  • Test early, test often, test small

    We talk about the importance of Unit Testing all the time. I’ve been a huge proponent for automated testing and advocate for it for a while. However, it took building a computer by hand to really appreciate the value.

    Imagine this situation: You built an entire computer, thousands and thousands of wires and individual connections, chips upon chips and tons of hours of work. Then you try to add 1 + 1. You get 90 as the result (yes, this really did happen to me). Now what…

    Instead, what I started doing was testing each component as I built it. I would build Arduino programs to cycle through all valid (and invalid) input and control states to test a component. Only once it passed would I integrate it into the computer. Now, once I got 1+1=90, I knew it wasn’t a flawed component. I knew the flaw was somewhere in the integration layer. Now I only have about 100 possible sources for the error instead of 100,000, just because I decided to test at the unit level.

  • Prototype and prove your designs before you build them

    Most of us are guilty of assuming our design will work just through logical analysis. We put tons of work thinking, drawing and analyzing, and then once we’re done we’re reasonably confident that it’ll work. So we jump forward to actually building it. Well, what happens when we miss something in the design and there’s a flaw?
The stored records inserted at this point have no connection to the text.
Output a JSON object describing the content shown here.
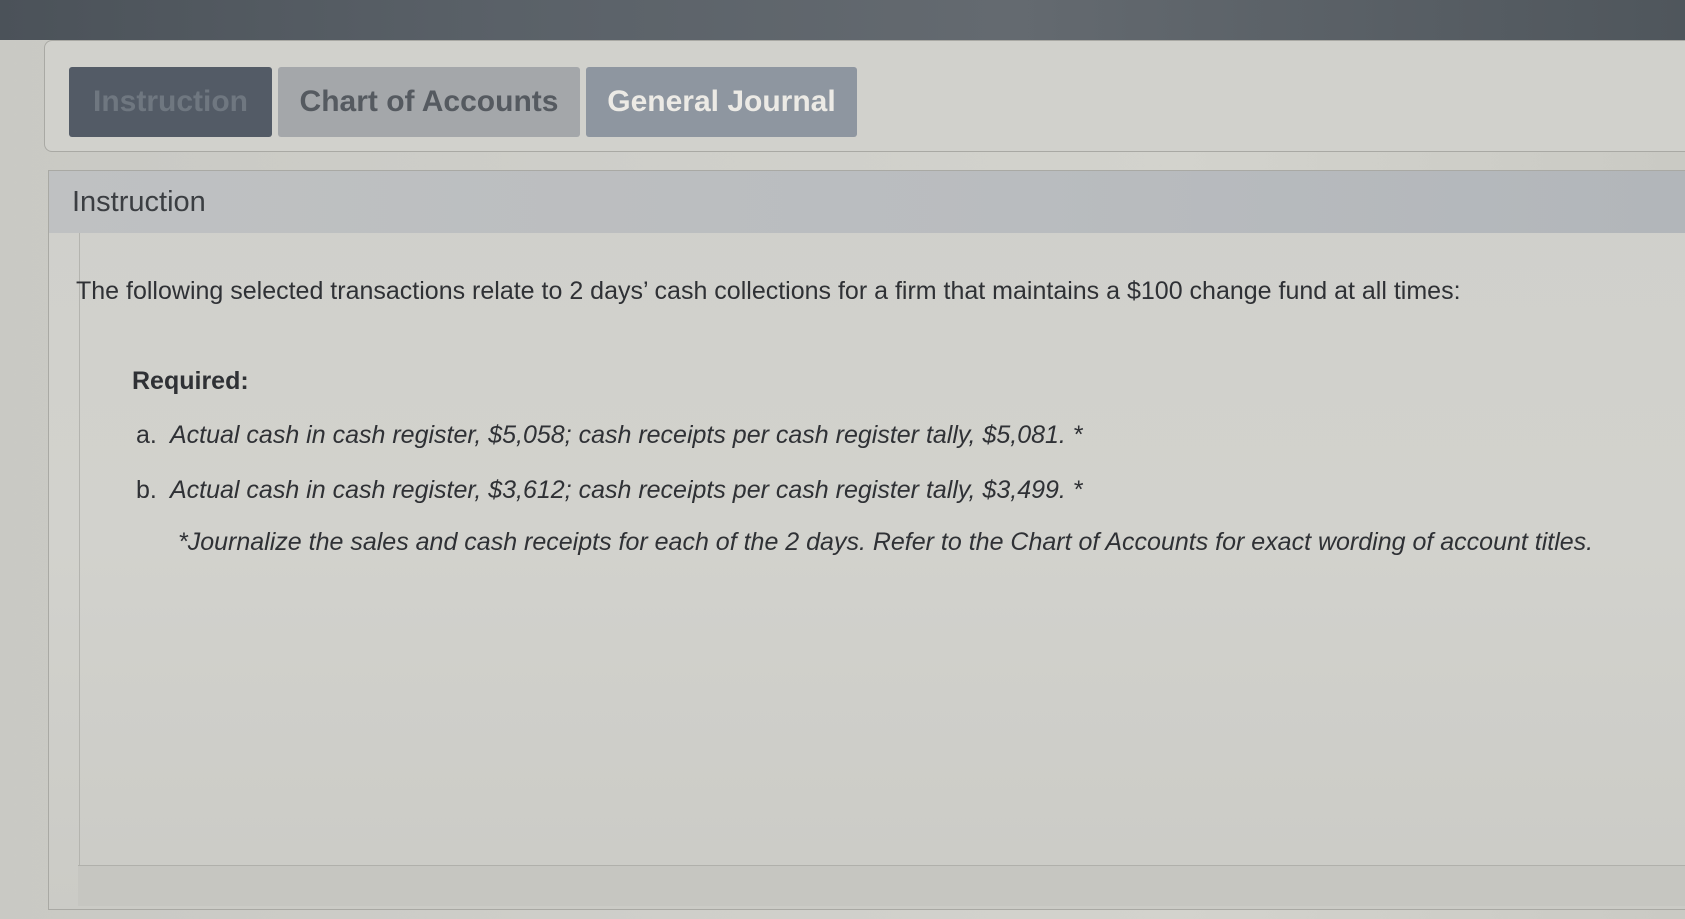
{
  "tabs": [
    {
      "label": "Instruction",
      "active": true
    },
    {
      "label": "Chart of Accounts",
      "active": false
    },
    {
      "label": "General Journal",
      "active": false
    }
  ],
  "panel": {
    "title": "Instruction",
    "intro": "The following selected transactions relate to 2 days’ cash collections for a firm that maintains a $100 change fund at all times:",
    "required_label": "Required:",
    "items": [
      {
        "marker": "a.",
        "text": "Actual cash in cash register, $5,058; cash receipts per cash register tally, $5,081. *"
      },
      {
        "marker": "b.",
        "text": "Actual cash in cash register, $3,612; cash receipts per cash register tally, $3,499. *"
      }
    ],
    "note": "*Journalize the sales and cash receipts for each of the 2 days. Refer to the Chart of Accounts for exact wording of account titles."
  },
  "colors": {
    "active_tab": "#535b66",
    "inactive_tab": "#a4a7aa",
    "journal_tab": "#8e96a0",
    "header_bar": "#b9bcbf"
  }
}
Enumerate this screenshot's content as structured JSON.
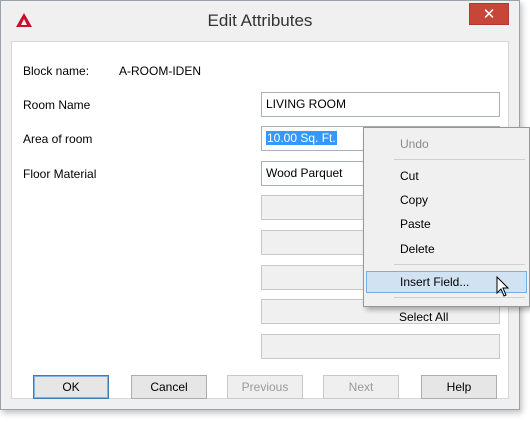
{
  "window": {
    "title": "Edit Attributes",
    "close_glyph": "✕"
  },
  "block": {
    "label": "Block name:",
    "value": "A-ROOM-IDEN"
  },
  "attributes": [
    {
      "label": "Room Name",
      "value": "LIVING ROOM"
    },
    {
      "label": "Area of room",
      "value": "10.00 Sq. Ft."
    },
    {
      "label": "Floor Material",
      "value": "Wood Parquet"
    }
  ],
  "buttons": {
    "ok": "OK",
    "cancel": "Cancel",
    "previous": "Previous",
    "next": "Next",
    "help": "Help"
  },
  "context_menu": {
    "items": [
      "Undo",
      "Cut",
      "Copy",
      "Paste",
      "Delete",
      "Insert Field...",
      "Select All"
    ],
    "disabled": [
      "Undo"
    ],
    "highlighted": "Insert Field..."
  },
  "colors": {
    "app_icon": "#c8102e",
    "close_button": "#c7463a",
    "selection": "#3399ff",
    "menu_hover": "#d1e2f2"
  },
  "icons": {
    "app": "autocad-icon",
    "cursor": "arrow-cursor-icon"
  }
}
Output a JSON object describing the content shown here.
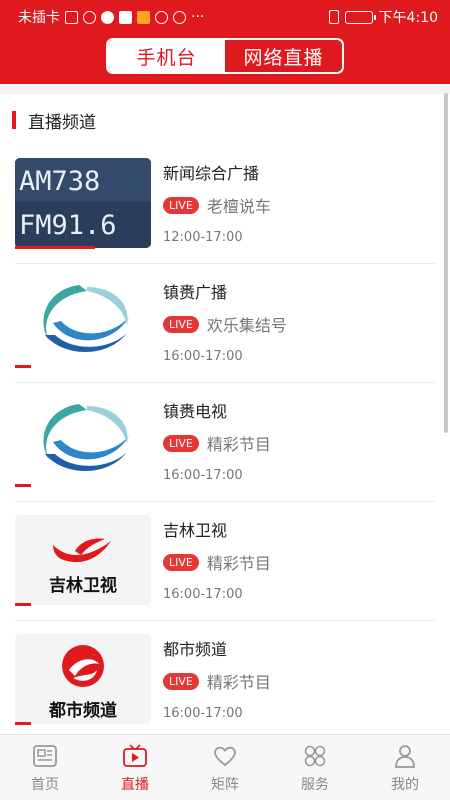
{
  "status_bar": {
    "carrier": "未插卡",
    "time": "下午4:10"
  },
  "segment": {
    "tabs": [
      {
        "label": "手机台",
        "active": true
      },
      {
        "label": "网络直播",
        "active": false
      }
    ]
  },
  "section": {
    "title": "直播频道"
  },
  "live_badge": "LIVE",
  "channels": [
    {
      "name": "新闻综合广播",
      "program": "老檀说车",
      "time": "12:00-17:00",
      "thumb_line1": "AM738",
      "thumb_line2": "FM91.6",
      "icon": "radio-am-fm-logo"
    },
    {
      "name": "镇赉广播",
      "program": "欢乐集结号",
      "time": "16:00-17:00",
      "icon": "zhenlai-swoosh-logo"
    },
    {
      "name": "镇赉电视",
      "program": "精彩节目",
      "time": "16:00-17:00",
      "icon": "zhenlai-swoosh-logo"
    },
    {
      "name": "吉林卫视",
      "program": "精彩节目",
      "time": "16:00-17:00",
      "thumb_text": "吉林卫视",
      "icon": "jilin-tv-logo"
    },
    {
      "name": "都市频道",
      "program": "精彩节目",
      "time": "16:00-17:00",
      "thumb_text": "都市频道",
      "icon": "city-channel-logo"
    }
  ],
  "tabbar": {
    "items": [
      {
        "label": "首页",
        "icon": "news-icon"
      },
      {
        "label": "直播",
        "icon": "live-video-icon"
      },
      {
        "label": "矩阵",
        "icon": "heart-icon"
      },
      {
        "label": "服务",
        "icon": "grid-icon"
      },
      {
        "label": "我的",
        "icon": "person-icon"
      }
    ],
    "active_index": 1
  },
  "colors": {
    "brand_red": "#e0191e",
    "live_red": "#e63737",
    "inactive_tab": "#888888"
  }
}
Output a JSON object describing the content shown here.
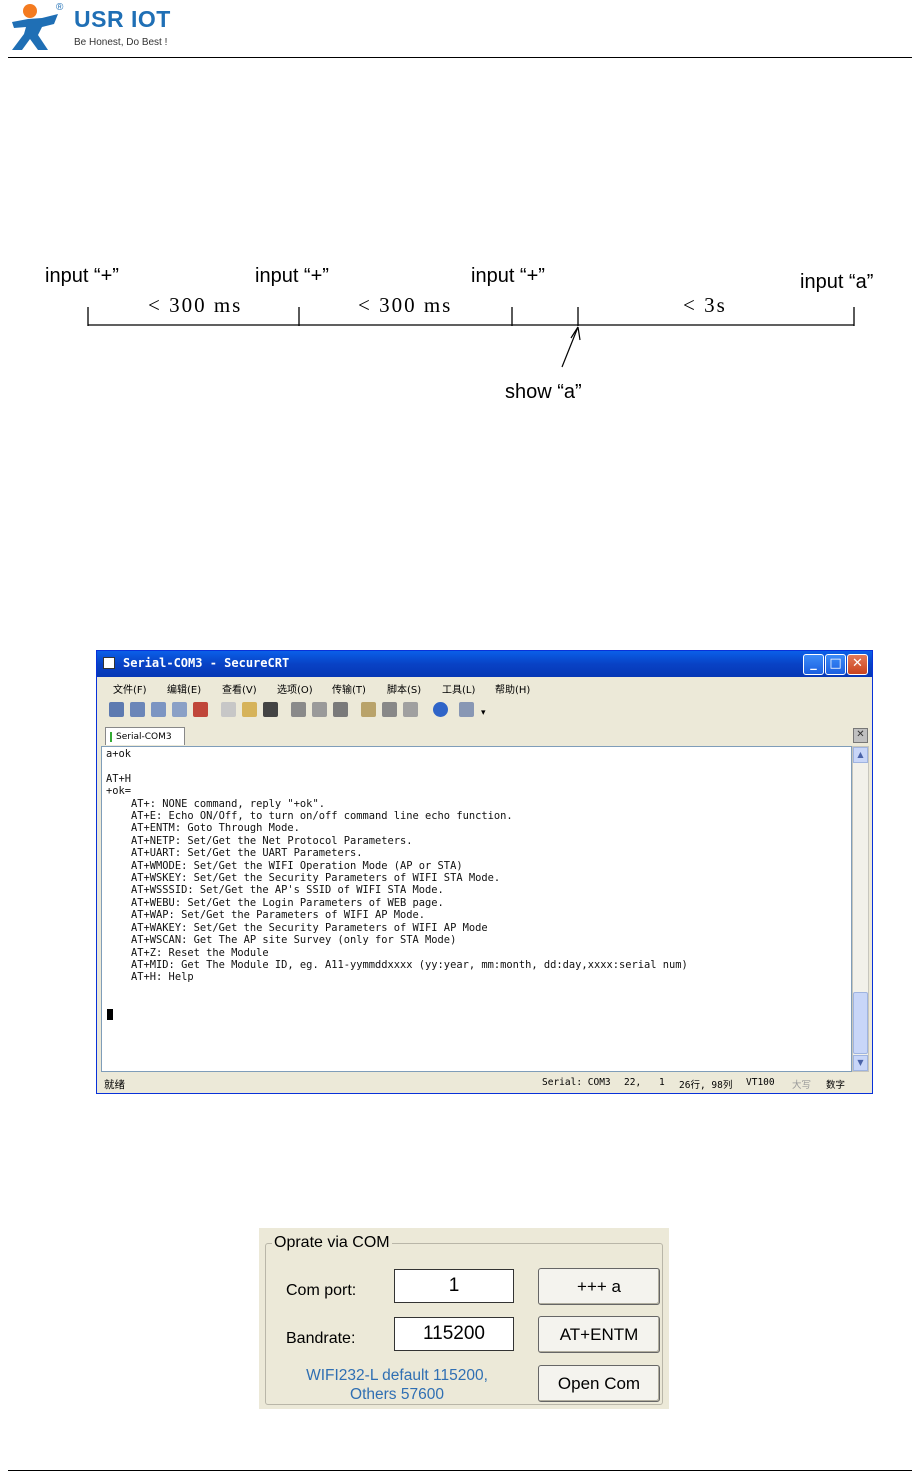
{
  "header": {
    "brand": "USR IOT",
    "registered_mark": "®",
    "slogan": "Be Honest, Do Best !",
    "brand_color": "#1f6fb5"
  },
  "timing_diagram": {
    "inputs": [
      "input “+”",
      "input “+”",
      "input “+”",
      "input “a”"
    ],
    "intervals": [
      "< 300 ms",
      "< 300 ms",
      "< 3s"
    ],
    "show_label": "show “a”"
  },
  "securecrt": {
    "title": "Serial-COM3 - SecureCRT",
    "menu": [
      "文件(F)",
      "编辑(E)",
      "查看(V)",
      "选项(O)",
      "传输(T)",
      "脚本(S)",
      "工具(L)",
      "帮助(H)"
    ],
    "toolbar_icons": [
      "connect-icon",
      "quick-connect-icon",
      "connect-tab-icon",
      "reconnect-icon",
      "disconnect-icon",
      "copy-icon",
      "paste-icon",
      "find-icon",
      "print-icon",
      "print-selection-icon",
      "printer-setup-icon",
      "session-options-icon",
      "global-options-icon",
      "keymap-icon",
      "help-icon",
      "sftp-icon"
    ],
    "tab": "Serial-COM3",
    "terminal_lines": [
      "a+ok",
      "",
      "AT+H",
      "+ok=",
      "    AT+: NONE command, reply \"+ok\".",
      "    AT+E: Echo ON/Off, to turn on/off command line echo function.",
      "    AT+ENTM: Goto Through Mode.",
      "    AT+NETP: Set/Get the Net Protocol Parameters.",
      "    AT+UART: Set/Get the UART Parameters.",
      "    AT+WMODE: Set/Get the WIFI Operation Mode (AP or STA)",
      "    AT+WSKEY: Set/Get the Security Parameters of WIFI STA Mode.",
      "    AT+WSSSID: Set/Get the AP's SSID of WIFI STA Mode.",
      "    AT+WEBU: Set/Get the Login Parameters of WEB page.",
      "    AT+WAP: Set/Get the Parameters of WIFI AP Mode.",
      "    AT+WAKEY: Set/Get the Security Parameters of WIFI AP Mode",
      "    AT+WSCAN: Get The AP site Survey (only for STA Mode)",
      "    AT+Z: Reset the Module",
      "    AT+MID: Get The Module ID, eg. A11-yymmddxxxx (yy:year, mm:month, dd:day,xxxx:serial num)",
      "    AT+H: Help"
    ],
    "status": {
      "ready": "就绪",
      "port": "Serial: COM3",
      "cursor_row": "22,",
      "cursor_col": "1",
      "size": "26行, 98列",
      "emulation": "VT100",
      "caps": "大写",
      "num": "数字"
    }
  },
  "com_panel": {
    "legend": "Oprate via COM",
    "com_port_label": "Com port:",
    "com_port_value": "1",
    "bandrate_label": "Bandrate:",
    "bandrate_value": "115200",
    "note_line1": "WIFI232-L default 115200,",
    "note_line2": "Others 57600",
    "btn_plus": "+++ a",
    "btn_entm": "AT+ENTM",
    "btn_open": "Open Com"
  }
}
    In reality, this happens all the time. Good architects and engineers will notice the flaw and recover; modify as they go to fix it. But what happens when that modification requires undoing 100 individual wires and re-routing a component you just spent the past 8 hours wiring… You get frustrated. And look for a better way.

    So what I started to do was to prototype. Take the design, lay it out, connect the minimum number of wires necessary to prove the design. Don’t wire in permanently, but use jumper wire to “get it working”. This is messy, but takes 5 minutes versus 5 hours to fully wire. Then, once you’ve proven the design, then go into production mode.

  • Decomposition is incredibly powerful

    Looking at a completed project really is daunting. There’s a ton of work and a lot to design. And too much to understand. Yet by breaking down the project into many small ones (build a register, build a bus, build another register, build an ALU function, etc), it became manageable to both design and build.

    There is a flip side to that though, which is that later builds can show design flaws of earlier components. So it’s not without risk…

  • Have a “big picture” in mind

    It’s easy when decomposing to miss the forest for the trees. When I started this project I drew an architecture diagram that has helped keep in check and provided guidance towards smaller design components.

    The original architecture diagram

  • OMG is it satisfying to see those LEDs blink in pattern

    After all those hours, the feeling of seeing those LEDs pulse in their pattern. Wow. Just wow. (click the image below to get what I’m talking about :)

    The ALU being tested using an Arduino

Wrapping up for now

In later posts I’ll likely go into the design. Talk about why I did something the way I did, the trade-offs I made and how they effected the result. I haven’t quite decided yet. What I do know is that I’m having way too much fun so far, and will keep going on the project.

If there’s something specific you’d like to read about, let me know and I’ll try to do a post on it. Thanks for reading!